I searched far and wide for a recording of this song during Christmas break of ‘97, and had to go up to the Sam Goody in The Mall Of America in order to finally find the truth: that there was no available back catalog of Strawberry Alarm Clock, that they were basically a one hit wonder, and I’d have to settle for the Austin Power’s soundtrack. Which I did.


I heard this song every so often on the radio for months and months and months, and it would haunt me. I wanted it. But every time, the DJ would say nothing about it. I delayed plans and waited patiently in my Mom’s 1995 Dodge Neon for a song set to end, hoping to get a clue about the song that had been captivating me.

I tried to savor every second the song was playing, knowing it might be weeks before hearing it again. At night after getting back on the 1998 internet in my parent’s basement, I’d Altavista the shit out of the lyrics that I scribbled down earlier in my pocket-sized memo pad.

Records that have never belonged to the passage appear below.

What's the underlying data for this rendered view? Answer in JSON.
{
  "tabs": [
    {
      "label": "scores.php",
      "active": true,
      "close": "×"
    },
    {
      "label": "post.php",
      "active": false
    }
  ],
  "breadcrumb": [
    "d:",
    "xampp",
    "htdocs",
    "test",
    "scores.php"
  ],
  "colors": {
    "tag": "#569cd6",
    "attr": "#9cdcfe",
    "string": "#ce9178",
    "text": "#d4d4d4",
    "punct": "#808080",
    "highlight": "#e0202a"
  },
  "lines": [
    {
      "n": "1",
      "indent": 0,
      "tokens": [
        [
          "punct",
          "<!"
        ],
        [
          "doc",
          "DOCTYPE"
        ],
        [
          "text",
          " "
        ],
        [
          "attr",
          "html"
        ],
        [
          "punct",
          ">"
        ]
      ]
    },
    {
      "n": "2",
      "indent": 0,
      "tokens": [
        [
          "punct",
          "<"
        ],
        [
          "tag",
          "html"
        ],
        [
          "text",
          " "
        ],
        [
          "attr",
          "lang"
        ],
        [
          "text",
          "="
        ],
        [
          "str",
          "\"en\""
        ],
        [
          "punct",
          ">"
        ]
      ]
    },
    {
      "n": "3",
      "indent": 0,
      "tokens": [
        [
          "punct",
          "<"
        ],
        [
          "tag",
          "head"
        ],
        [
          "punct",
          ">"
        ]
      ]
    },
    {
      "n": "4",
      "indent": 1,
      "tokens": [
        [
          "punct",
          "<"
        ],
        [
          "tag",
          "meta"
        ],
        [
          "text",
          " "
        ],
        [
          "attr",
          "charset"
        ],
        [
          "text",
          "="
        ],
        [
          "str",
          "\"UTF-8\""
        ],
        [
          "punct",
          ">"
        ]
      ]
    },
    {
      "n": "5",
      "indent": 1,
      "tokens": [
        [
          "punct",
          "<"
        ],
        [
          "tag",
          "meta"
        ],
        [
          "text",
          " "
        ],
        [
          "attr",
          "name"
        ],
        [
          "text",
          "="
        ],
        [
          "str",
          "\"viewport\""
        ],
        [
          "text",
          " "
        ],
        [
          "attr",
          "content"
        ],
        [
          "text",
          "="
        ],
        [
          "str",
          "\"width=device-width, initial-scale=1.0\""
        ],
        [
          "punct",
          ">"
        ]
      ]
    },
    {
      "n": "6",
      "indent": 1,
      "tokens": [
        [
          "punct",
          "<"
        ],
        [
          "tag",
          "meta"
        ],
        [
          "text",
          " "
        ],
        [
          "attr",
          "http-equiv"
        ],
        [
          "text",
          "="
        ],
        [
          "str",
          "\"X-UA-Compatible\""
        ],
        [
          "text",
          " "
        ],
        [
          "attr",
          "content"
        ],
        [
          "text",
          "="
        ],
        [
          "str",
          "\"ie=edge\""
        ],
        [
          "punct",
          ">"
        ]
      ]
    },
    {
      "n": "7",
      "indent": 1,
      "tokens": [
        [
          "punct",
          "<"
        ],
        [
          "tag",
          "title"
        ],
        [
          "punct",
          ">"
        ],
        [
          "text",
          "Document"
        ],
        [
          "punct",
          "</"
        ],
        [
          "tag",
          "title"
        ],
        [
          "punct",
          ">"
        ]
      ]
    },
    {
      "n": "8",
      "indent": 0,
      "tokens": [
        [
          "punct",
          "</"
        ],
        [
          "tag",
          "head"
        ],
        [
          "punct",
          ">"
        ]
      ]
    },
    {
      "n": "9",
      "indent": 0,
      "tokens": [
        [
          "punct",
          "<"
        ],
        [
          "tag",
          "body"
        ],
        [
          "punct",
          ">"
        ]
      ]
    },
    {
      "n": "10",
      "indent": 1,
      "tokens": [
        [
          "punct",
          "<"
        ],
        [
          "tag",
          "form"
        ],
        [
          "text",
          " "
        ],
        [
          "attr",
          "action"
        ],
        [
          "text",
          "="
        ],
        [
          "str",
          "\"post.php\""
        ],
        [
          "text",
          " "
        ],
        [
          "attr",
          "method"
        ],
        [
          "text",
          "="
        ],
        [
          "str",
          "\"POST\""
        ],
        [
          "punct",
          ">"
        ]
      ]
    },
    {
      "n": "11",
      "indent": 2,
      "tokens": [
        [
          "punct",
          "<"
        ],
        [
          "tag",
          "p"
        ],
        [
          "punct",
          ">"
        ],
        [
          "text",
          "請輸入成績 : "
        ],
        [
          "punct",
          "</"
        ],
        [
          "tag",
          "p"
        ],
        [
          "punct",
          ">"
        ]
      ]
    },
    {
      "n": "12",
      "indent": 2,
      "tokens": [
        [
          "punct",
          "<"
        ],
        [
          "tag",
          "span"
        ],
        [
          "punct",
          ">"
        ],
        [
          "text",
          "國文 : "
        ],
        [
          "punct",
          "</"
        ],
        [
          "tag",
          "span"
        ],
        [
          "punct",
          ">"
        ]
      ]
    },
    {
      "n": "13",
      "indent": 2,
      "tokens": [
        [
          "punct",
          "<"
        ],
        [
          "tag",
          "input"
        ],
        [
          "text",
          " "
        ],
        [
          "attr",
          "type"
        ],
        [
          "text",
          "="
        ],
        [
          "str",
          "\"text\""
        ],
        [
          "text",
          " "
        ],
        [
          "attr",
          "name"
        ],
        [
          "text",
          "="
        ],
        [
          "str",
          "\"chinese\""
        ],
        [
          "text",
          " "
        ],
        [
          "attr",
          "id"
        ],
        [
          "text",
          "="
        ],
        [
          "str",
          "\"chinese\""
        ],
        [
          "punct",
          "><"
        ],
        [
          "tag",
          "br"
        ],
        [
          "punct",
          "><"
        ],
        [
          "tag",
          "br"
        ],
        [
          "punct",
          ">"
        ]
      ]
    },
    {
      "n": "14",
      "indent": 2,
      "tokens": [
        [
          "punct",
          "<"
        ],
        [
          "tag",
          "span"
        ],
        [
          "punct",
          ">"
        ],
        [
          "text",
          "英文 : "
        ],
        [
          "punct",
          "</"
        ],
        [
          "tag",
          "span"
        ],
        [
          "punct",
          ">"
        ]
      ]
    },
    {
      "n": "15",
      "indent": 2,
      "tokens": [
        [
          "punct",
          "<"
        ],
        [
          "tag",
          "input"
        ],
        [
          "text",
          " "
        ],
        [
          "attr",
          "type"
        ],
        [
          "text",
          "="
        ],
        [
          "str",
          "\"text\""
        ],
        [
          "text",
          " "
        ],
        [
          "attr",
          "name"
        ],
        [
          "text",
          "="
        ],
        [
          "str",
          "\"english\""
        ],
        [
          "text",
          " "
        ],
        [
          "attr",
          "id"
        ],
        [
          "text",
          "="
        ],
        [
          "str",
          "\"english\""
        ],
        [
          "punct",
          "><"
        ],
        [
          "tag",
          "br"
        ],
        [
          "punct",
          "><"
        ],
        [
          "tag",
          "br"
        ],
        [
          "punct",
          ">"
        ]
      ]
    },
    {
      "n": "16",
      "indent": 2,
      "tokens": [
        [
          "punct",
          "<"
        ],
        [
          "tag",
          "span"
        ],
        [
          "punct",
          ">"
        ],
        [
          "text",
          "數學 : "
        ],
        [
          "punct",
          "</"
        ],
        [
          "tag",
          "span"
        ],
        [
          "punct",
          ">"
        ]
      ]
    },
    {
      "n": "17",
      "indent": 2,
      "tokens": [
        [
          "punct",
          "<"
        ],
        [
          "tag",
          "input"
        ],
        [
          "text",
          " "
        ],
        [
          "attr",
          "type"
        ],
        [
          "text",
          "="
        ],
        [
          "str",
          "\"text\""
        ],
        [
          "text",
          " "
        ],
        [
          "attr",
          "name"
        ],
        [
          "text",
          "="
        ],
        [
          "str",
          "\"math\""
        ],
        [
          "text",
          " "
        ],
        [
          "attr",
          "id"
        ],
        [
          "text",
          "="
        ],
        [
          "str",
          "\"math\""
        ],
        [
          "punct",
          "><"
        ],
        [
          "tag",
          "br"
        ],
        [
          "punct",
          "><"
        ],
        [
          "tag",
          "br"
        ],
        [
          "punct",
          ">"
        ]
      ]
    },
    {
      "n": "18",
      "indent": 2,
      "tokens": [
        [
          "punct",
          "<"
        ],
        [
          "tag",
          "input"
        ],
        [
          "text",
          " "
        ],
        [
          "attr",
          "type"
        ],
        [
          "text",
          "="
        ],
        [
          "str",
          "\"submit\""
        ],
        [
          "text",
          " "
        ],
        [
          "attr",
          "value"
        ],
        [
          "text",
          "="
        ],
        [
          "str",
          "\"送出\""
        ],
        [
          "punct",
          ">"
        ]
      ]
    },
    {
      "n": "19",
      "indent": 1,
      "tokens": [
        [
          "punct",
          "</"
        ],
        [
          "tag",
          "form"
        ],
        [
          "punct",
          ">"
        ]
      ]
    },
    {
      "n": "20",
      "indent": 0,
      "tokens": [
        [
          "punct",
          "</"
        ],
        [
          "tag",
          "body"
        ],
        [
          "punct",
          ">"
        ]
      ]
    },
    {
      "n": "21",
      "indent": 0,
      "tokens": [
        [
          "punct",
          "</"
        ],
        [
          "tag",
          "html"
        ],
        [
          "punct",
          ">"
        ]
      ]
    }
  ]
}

I don’t even remember exactly how I ended up finding the song, but I do remember that when I finally did locate the MP3, it was named incorrectly. I went around for years afterwards thinking the song was called something else, but I was also thrilled to have it.


Yesterday, I held up my phone up for a few seconds and it identified a Barbara Lynn song from 1963 that was playing on the radio.

I was satisfied.

I have a hard time saying no. I still do it, but often times depending on the request, the lead-up to giving an answer is filled with inner turmoil.

First, I must seek out my true feelings on the matter: Do I really want to? What is my hesitation?

Then I do a brief to lengthy internal debate about the pros and cons of saying yes and saying no, and whether I should listen to my internal feelings, or set them aside this time.

“Will I be my best self if I say yes? Am I feeling compelled to say yes just so I don’t disappoint the asker? Have I said no enough times to this person so that if by saying no again they may feel compelled to never extend an invite in the future? Do I want that? Am I overthinking this entirely, and by just saying yes, I might do something that may be slightly uncomfortable in the short-term, but highly beneficial in the long-term? Would saying yes provide a more interesting story?”

This is my brain.

After reaching a conclusion internally, then it comes the matter of telling the person. How can I decline without sounding rude, and without sounding like I’m making too many excuses?

Well, found one.

There are other good ones here along with actual good advice on how to graciously turn someone down.

Along the same lines as my last post, some amazing human saved K-Mart store music tapes between 1989 and 1993, and recently put them on the internet. Put this in your ears, and remember the time when K-Mart was peaking.

Mark Davis, the aforementioned amazing human, writes:

I worked for Kmart behind the service desk and the store played specific pre-recorded cassettes issued by corporate. This was background music, or perhaps you could call it elevator music. Anyways, I saved these tapes from the trash during this period and this video shows you my extensive, odd collection.

Until around 1992, the cassettes were rotated monthly. Then, they were replaced weekly. Finally sometime around 1993, satellite programming was intoduced which eliminated the need for these tapes altogether.


There are some gems in here. The one I linked above, even. If you wait long enough, you’ll hear an in-store ad, which might be my favorite part of the deal. ATTENTION, KMART SHOPPERS!

A pretty fascinating slideshow of scenes from the mall in 1989.

I remember my local mall around that time, and parts looked a lot from these photos. What was different, though, is that instead of it feeling like this bizarre other-world as it does when looking at those photos, it felt like magic.

Everything is temporary, and nothing lasts.